* [Exercise goal] Whatever the records contain, reproduce all of them exactly.

^^^^

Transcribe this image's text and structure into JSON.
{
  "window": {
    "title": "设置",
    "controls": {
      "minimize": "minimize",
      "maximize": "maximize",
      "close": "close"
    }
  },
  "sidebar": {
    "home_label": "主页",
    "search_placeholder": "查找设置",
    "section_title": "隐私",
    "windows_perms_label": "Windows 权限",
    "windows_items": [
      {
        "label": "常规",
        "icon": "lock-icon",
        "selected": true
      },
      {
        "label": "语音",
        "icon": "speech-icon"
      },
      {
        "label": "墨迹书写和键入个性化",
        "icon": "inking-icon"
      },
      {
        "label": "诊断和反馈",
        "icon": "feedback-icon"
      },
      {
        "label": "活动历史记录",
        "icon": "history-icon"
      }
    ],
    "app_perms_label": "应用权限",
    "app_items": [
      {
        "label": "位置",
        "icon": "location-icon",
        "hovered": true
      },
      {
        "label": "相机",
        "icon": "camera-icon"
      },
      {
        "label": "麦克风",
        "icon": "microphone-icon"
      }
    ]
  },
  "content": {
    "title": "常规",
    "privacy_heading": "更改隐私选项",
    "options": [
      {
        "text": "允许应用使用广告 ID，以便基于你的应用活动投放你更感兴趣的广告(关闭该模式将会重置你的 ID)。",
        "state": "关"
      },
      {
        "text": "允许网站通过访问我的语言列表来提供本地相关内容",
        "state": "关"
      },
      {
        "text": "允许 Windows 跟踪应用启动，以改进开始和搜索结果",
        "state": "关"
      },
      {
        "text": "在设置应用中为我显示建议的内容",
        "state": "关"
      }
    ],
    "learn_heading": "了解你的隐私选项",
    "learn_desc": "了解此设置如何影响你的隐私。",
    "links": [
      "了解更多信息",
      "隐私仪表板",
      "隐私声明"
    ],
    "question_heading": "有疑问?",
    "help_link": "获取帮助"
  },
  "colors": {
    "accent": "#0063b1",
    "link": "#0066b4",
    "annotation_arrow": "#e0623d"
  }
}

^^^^

* [Your response]
Transcribe this image's text and structure into JSON.
{
  "window": {
    "title": "设置",
    "controls": {
      "minimize": "minimize",
      "maximize": "maximize",
      "close": "close"
    }
  },
  "sidebar": {
    "home_label": "主页",
    "search_placeholder": "查找设置",
    "section_title": "隐私",
    "windows_perms_label": "Windows 权限",
    "windows_items": [
      {
        "label": "常规",
        "icon": "lock-icon",
        "selected": true
      },
      {
        "label": "语音",
        "icon": "speech-icon"
      },
      {
        "label": "墨迹书写和键入个性化",
        "icon": "inking-icon"
      },
      {
        "label": "诊断和反馈",
        "icon": "feedback-icon"
      },
      {
        "label": "活动历史记录",
        "icon": "history-icon"
      }
    ],
    "app_perms_label": "应用权限",
    "app_items": [
      {
        "label": "位置",
        "icon": "location-icon",
        "hovered": true
      },
      {
        "label": "相机",
        "icon": "camera-icon"
      },
      {
        "label": "麦克风",
        "icon": "microphone-icon"
      }
    ]
  },
  "content": {
    "title": "常规",
    "privacy_heading": "更改隐私选项",
    "options": [
      {
        "text": "允许应用使用广告 ID，以便基于你的应用活动投放你更感兴趣的广告(关闭该模式将会重置你的 ID)。",
        "state": "关"
      },
      {
        "text": "允许网站通过访问我的语言列表来提供本地相关内容",
        "state": "关"
      },
      {
        "text": "允许 Windows 跟踪应用启动，以改进开始和搜索结果",
        "state": "关"
      },
      {
        "text": "在设置应用中为我显示建议的内容",
        "state": "关"
      }
    ],
    "learn_heading": "了解你的隐私选项",
    "learn_desc": "了解此设置如何影响你的隐私。",
    "links": [
      "了解更多信息",
      "隐私仪表板",
      "隐私声明"
    ],
    "question_heading": "有疑问?",
    "help_link": "获取帮助"
  },
  "colors": {
    "accent": "#0063b1",
    "link": "#0066b4",
    "annotation_arrow": "#e0623d"
  }
}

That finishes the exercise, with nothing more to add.